Black Ice - The Colored Hockey League, Nova Scotia

                       THE CHL

See Black Ice:
The Lost History of the Coloured Hockey League (CHL)

Halifax Eurekas 1906 of the CHL – Coloured Hockey League
With certainty, we can only date Black hockey to the early 1870’s, yet we know that hockey and Black history in Nova Scotia have parallel roots, going back almost 100 years . Among the first reports of hockey being played occur in 1815 along the isolated Northwest Arm, south of Halifax. The date is important for the simple fact that as late as October 1815 the region was not home to a large White settlement but was instead the site of a small Black enclave. Four Black families originally from the Chesapeake Bay area, with a total of fifteen children, had relocated and settled on the Arm. It is reported that these families, Couney, Williams, Munro and Leale, received adequate food, lodging and employment implying that their children were healthy and would have been able to play hockey during the winter months when the Arm was frozen and suitable for skating. Were these children among the first Canadians to play the game of hockey? We do not know. All we can say is that the coincidence between the date of the Northwest Arm’s Black settlement and the first records of hockey being played in the area are worthy of reflection.  (See more)                                                        by George and Darril Fosty                                          

                                                                           Black Nova Scotia Hockey Circa 1910


                                       See also the article     The CHL is Black History

Friday, February 8, 2013

Remember Donald Byrd R.I.P.

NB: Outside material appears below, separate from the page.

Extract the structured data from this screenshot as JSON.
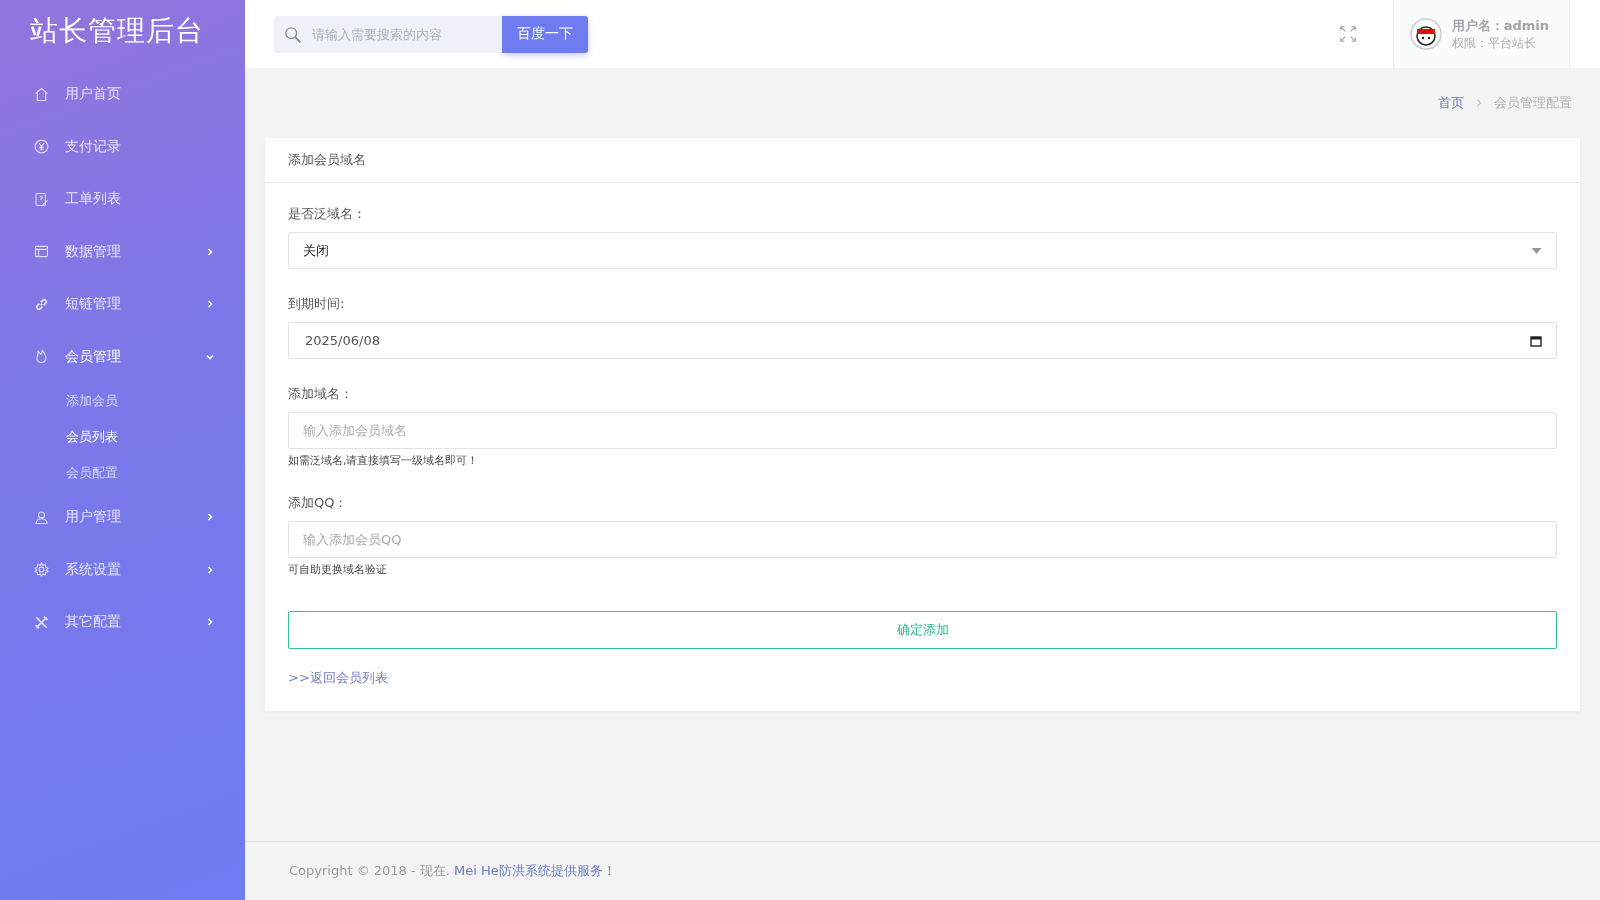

Take a musical break and remember Donald Byrd.
Donaldson Toussaint L'Ouverture Byrd II (December 9, 1932 – February 4, 2013) 
Jazz and rhythm and blues trumpeter.

Wednesday, February 6, 2013

Monday, February 4, 2013

Dr. John Henrik Clarke Speaks on Racism

Dr. John Henrik Clarke Origin and Impact of Racism.

 This talk by Dr. Clarke is very appropriate for "Black History Month" because here he addresses the very reason that such an occassion needs to exist at all. There really isn't much I can say other than to suggest that you take the time to listen to this talk, then discuss it with your family and friends. If you want the right answers then ask the right questions. 

February 4 - Rosa Parks Birthday

Rosa Louise McCauley Parks (February 4, 1913 – October 24, 2005) 
was an African-American civil rights activist, whom the U.S. Congress called "the first lady of civil rights", and "the mother of the freedom movement"

Mrs Parks refusal to give up her seat sparked
The reknowned Montgomery Bus Boycott

See Also:

Sunday, February 3, 2013

Africa: States of independence - The Scramble For Africa

Looking For The African Dream

 Colonization was not good for African people. The land was raped, the people slaughtered, exploited and demoralized. Now today, decades after liberation, in what condition do we find the people of Africa? Why? This video series paints a picture of some of the ordeals the people had to contend with as well as the obstacles that the people must still overcome. Watch it and see what you think about the things that went on and where you think it's likely to go. I like the way the state of the African people is presented objectively in this series Africa: States of independence. African people throughout the world can look at this and perhaps gain many useful insights. Keep in mind that this series was created several years ago, (I'm not exactly sure when) so we can watch and gage for ourselves which direction we think things are moving.

Click on the links below to see more of the Africa: States of independence series.